*** Recorded information Section Begins ***
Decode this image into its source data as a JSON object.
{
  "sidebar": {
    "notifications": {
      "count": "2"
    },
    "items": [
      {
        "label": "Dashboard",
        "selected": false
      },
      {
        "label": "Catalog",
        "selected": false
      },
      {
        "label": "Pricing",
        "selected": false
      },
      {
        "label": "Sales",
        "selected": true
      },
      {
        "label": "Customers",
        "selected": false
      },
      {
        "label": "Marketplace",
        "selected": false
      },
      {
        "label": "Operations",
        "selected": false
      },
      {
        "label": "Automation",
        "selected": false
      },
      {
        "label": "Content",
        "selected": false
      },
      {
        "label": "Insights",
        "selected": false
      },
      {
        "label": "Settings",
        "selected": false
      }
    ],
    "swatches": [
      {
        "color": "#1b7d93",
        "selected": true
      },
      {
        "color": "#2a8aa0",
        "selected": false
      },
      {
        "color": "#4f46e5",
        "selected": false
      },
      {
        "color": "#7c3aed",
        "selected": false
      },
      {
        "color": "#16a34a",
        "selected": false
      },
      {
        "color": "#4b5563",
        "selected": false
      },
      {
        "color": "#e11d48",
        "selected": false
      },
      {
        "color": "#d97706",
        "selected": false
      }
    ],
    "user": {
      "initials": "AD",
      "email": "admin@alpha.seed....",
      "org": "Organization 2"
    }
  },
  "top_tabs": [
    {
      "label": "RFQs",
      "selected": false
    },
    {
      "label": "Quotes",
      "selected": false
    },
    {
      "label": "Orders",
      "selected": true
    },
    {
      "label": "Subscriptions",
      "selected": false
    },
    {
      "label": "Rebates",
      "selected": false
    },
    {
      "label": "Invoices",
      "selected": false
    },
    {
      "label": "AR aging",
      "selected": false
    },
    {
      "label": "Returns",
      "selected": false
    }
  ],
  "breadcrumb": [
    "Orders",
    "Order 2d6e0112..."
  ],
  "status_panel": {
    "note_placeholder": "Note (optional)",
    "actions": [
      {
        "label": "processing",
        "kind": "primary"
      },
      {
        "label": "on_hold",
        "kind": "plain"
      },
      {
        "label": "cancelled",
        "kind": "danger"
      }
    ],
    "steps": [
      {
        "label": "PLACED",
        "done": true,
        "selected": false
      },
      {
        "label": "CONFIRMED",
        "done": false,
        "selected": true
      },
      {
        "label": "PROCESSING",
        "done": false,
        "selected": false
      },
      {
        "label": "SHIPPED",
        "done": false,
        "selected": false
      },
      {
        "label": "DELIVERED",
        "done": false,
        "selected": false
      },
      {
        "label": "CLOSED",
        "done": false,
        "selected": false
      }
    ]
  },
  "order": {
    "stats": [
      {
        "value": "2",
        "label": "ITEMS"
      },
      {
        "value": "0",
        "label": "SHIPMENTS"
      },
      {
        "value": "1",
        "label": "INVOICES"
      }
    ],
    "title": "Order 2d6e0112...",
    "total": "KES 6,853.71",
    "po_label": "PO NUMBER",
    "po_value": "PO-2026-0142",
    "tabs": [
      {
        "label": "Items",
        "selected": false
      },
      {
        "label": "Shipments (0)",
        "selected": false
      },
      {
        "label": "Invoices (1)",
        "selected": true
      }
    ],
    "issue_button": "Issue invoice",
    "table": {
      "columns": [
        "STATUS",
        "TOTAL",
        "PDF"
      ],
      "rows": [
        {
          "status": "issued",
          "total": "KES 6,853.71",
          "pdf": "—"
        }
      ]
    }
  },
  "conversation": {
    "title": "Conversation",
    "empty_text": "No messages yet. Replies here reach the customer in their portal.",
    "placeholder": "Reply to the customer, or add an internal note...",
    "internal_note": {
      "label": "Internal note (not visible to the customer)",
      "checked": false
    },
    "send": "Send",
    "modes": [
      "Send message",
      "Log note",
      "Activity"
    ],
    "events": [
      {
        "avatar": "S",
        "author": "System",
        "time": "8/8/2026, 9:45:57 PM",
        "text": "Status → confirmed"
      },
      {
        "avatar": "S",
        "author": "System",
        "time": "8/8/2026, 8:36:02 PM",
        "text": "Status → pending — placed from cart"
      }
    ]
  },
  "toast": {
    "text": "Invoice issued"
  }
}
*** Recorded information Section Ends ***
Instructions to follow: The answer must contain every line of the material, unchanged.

Response to the task:
Decode this image into its source data as a JSON object.
{
  "sidebar": {
    "notifications": {
      "count": "2"
    },
    "items": [
      {
        "label": "Dashboard",
        "selected": false
      },
      {
        "label": "Catalog",
        "selected": false
      },
      {
        "label": "Pricing",
        "selected": false
      },
      {
        "label": "Sales",
        "selected": true
      },
      {
        "label": "Customers",
        "selected": false
      },
      {
        "label": "Marketplace",
        "selected": false
      },
      {
        "label": "Operations",
        "selected": false
      },
      {
        "label": "Automation",
        "selected": false
      },
      {
        "label": "Content",
        "selected": false
      },
      {
        "label": "Insights",
        "selected": false
      },
      {
        "label": "Settings",
        "selected": false
      }
    ],
    "swatches": [
      {
        "color": "#1b7d93",
        "selected": true
      },
      {
        "color": "#2a8aa0",
        "selected": false
      },
      {
        "color": "#4f46e5",
        "selected": false
      },
      {
        "color": "#7c3aed",
        "selected": false
      },
      {
        "color": "#16a34a",
        "selected": false
      },
      {
        "color": "#4b5563",
        "selected": false
      },
      {
        "color": "#e11d48",
        "selected": false
      },
      {
        "color": "#d97706",
        "selected": false
      }
    ],
    "user": {
      "initials": "AD",
      "email": "admin@alpha.seed....",
      "org": "Organization 2"
    }
  },
  "top_tabs": [
    {
      "label": "RFQs",
      "selected": false
    },
    {
      "label": "Quotes",
      "selected": false
    },
    {
      "label": "Orders",
      "selected": true
    },
    {
      "label": "Subscriptions",
      "selected": false
    },
    {
      "label": "Rebates",
      "selected": false
    },
    {
      "label": "Invoices",
      "selected": false
    },
    {
      "label": "AR aging",
      "selected": false
    },
    {
      "label": "Returns",
      "selected": false
    }
  ],
  "breadcrumb": [
    "Orders",
    "Order 2d6e0112..."
  ],
  "status_panel": {
    "note_placeholder": "Note (optional)",
    "actions": [
      {
        "label": "processing",
        "kind": "primary"
      },
      {
        "label": "on_hold",
        "kind": "plain"
      },
      {
        "label": "cancelled",
        "kind": "danger"
      }
    ],
    "steps": [
      {
        "label": "PLACED",
        "done": true,
        "selected": false
      },
      {
        "label": "CONFIRMED",
        "done": false,
        "selected": true
      },
      {
        "label": "PROCESSING",
        "done": false,
        "selected": false
      },
      {
        "label": "SHIPPED",
        "done": false,
        "selected": false
      },
      {
        "label": "DELIVERED",
        "done": false,
        "selected": false
      },
      {
        "label": "CLOSED",
        "done": false,
        "selected": false
      }
    ]
  },
  "order": {
    "stats": [
      {
        "value": "2",
        "label": "ITEMS"
      },
      {
        "value": "0",
        "label": "SHIPMENTS"
      },
      {
        "value": "1",
        "label": "INVOICES"
      }
    ],
    "title": "Order 2d6e0112...",
    "total": "KES 6,853.71",
    "po_label": "PO NUMBER",
    "po_value": "PO-2026-0142",
    "tabs": [
      {
        "label": "Items",
        "selected": false
      },
      {
        "label": "Shipments (0)",
        "selected": false
      },
      {
        "label": "Invoices (1)",
        "selected": true
      }
    ],
    "issue_button": "Issue invoice",
    "table": {
      "columns": [
        "STATUS",
        "TOTAL",
        "PDF"
      ],
      "rows": [
        {
          "status": "issued",
          "total": "KES 6,853.71",
          "pdf": "—"
        }
      ]
    }
  },
  "conversation": {
    "title": "Conversation",
    "empty_text": "No messages yet. Replies here reach the customer in their portal.",
    "placeholder": "Reply to the customer, or add an internal note...",
    "internal_note": {
      "label": "Internal note (not visible to the customer)",
      "checked": false
    },
    "send": "Send",
    "modes": [
      "Send message",
      "Log note",
      "Activity"
    ],
    "events": [
      {
        "avatar": "S",
        "author": "System",
        "time": "8/8/2026, 9:45:57 PM",
        "text": "Status → confirmed"
      },
      {
        "avatar": "S",
        "author": "System",
        "time": "8/8/2026, 8:36:02 PM",
        "text": "Status → pending — placed from cart"
      }
    ]
  },
  "toast": {
    "text": "Invoice issued"
  }
}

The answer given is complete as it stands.